Clubs and classes based at the town’s nine community centres are mostly taking a summer break but planning ways to attract new members in September. Although the council owns the community centre buildings, it no longer subsidises their activities, leaving cash-strapped community associations dependent on fundraising.
David Brown, chairman of Kinson Community Association and also a councillor in Poole, said the cyber-attack had been “damaging”.
“We have been receiving calls from people unable to find the information they are looking for because our website is down and we appear to have no chance of recovering it,” he said.
“It is damaging to our business not only because of the money and time which has been invested in the website, but as a small community charity we can ill afford the additional costs to make up for this.
“We are entering a busy time of year with many of the groups and classes at Kinson Community Centre starting new terms in September and we always expect lots of enquiries, so we are spending extra money on press advertising and leaflets, without a website address, to ensure people know how to contact us.”
He urged anyone interested in activities there to contact the office on 01202 572826.
Amanda Nicholls, assistant community liaison officer for Bournemouth council, said: “Unfortunately, the Bournemouth Community Centres website has been targeted by hackers and the incident has been reported to the police and the cybercrime unit.
“We ask that residents please remain careful of any emails they receive and to please contact their community centres direct if they require further information about centre activities.
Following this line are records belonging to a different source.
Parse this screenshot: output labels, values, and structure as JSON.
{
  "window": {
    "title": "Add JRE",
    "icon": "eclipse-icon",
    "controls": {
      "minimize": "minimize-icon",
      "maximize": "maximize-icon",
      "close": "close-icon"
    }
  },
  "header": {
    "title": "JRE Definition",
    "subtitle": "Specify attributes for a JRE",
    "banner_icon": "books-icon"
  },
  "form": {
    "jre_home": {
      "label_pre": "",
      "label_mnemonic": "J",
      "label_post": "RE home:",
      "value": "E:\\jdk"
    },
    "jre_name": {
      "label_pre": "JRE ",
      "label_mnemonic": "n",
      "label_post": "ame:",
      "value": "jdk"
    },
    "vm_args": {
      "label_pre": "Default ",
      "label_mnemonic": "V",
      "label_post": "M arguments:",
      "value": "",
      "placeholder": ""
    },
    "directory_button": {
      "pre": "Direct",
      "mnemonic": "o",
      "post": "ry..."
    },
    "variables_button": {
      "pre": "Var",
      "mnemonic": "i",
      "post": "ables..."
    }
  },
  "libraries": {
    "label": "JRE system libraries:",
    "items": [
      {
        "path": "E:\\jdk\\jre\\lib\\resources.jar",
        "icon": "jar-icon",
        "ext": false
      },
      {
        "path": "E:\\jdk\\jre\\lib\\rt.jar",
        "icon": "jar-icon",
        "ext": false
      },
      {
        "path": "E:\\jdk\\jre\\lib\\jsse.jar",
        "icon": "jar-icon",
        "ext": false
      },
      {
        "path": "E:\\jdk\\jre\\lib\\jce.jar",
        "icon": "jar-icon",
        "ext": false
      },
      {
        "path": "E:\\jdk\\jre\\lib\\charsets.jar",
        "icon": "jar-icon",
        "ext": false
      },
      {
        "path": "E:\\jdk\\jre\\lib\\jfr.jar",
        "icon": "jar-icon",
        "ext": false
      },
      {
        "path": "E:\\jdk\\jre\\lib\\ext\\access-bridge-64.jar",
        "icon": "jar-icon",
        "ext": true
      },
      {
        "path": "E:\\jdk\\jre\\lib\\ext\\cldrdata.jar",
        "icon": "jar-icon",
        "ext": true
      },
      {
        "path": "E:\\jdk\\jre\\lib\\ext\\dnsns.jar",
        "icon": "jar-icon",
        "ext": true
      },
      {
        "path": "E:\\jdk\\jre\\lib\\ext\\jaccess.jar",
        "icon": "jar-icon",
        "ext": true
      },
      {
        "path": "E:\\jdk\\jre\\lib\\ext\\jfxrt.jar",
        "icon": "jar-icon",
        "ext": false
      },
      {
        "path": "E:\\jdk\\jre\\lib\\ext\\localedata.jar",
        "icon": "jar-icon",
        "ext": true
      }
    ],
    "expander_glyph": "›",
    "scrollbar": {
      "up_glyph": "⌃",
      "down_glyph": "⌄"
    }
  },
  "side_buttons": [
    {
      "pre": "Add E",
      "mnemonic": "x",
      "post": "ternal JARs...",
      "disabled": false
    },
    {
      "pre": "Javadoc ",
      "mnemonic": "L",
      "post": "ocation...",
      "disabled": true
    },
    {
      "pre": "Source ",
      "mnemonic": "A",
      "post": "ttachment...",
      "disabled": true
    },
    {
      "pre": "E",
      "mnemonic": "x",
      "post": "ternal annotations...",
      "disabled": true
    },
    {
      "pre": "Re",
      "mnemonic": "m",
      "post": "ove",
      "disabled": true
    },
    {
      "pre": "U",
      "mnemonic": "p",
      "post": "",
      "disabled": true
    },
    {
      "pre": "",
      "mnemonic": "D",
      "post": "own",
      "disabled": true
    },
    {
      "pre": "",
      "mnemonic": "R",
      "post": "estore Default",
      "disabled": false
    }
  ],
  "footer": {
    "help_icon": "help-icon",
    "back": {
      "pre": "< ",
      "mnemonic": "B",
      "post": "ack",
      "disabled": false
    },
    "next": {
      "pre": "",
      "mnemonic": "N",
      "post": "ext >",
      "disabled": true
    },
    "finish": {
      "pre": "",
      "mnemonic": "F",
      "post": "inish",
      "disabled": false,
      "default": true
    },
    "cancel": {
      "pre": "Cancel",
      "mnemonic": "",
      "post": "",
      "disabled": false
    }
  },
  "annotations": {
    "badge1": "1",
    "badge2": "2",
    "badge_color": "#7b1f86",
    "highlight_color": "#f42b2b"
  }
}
We apologise for any inconvenience caused. ”
TalkTalk Fined £100,000 by ICO
The UK’s Information Commissioner’s Office has slapped TalkTalk with a £100,000 fine for breaching the Data Protection Act.
The fine relates to 2014, when the personal data of up to 21,000 customers was accessed unlawfully by three accounts belonging to IT services company Wipro.
At the time, TalkTalk outsourced some customer service work to the India-based company.
An investigation was launched after an unspecified number of TalkTalk subscribers complained in September 2014 that they were receiving scam calls in which their addresses and account numbers were quoted.
This revealed that 40 Wipro employees had access to data belonging to 50,000 TalkTalk customers.
The staff could access the data from any internet-enabled device, the ICO said, with no controls in place to restrict access to devices linked to Wipro.
Although the UK government body did not find direct evidence of a link between the compromised information and the complaints about scam calls, it said a lack of adequate security measures had left customer data open to exploitation by “rogue” employees.
Moreover, it said TalkTalk had failed to implement measures to stop the problem despite having had “ample opportunity over a long period of time” to do so.
It is the second time in less than a year that the ICO has fined TalkTalk.
Last October, it handed out a £400,000 fine for security failings related to a cyber attack in 2015.
Information Commissioner Elizabeth Denham said: “TalkTalk may consider themselves to be the victims here.
“But the real victims are the 21,000 people whose information was open to abuse by the malicious actions of a small number of people.
“TalkTalk should have known better and they should have put their customers first.”
In a statement, TalkTalk said: “We notified the ICO in 2014 of our suspicions that a small number of employees at one of our third party suppliers were abusing their access to non-financial customer data.
“We informed our customers at the time and launched a thorough investigation, which has led to us withdrawing all customer service operations from India.
“We continue to take our customers’ data and privacy incredibly seriously, and while there is no evidence that any of the data was passed on to third parties, we apologise to those affected by this incident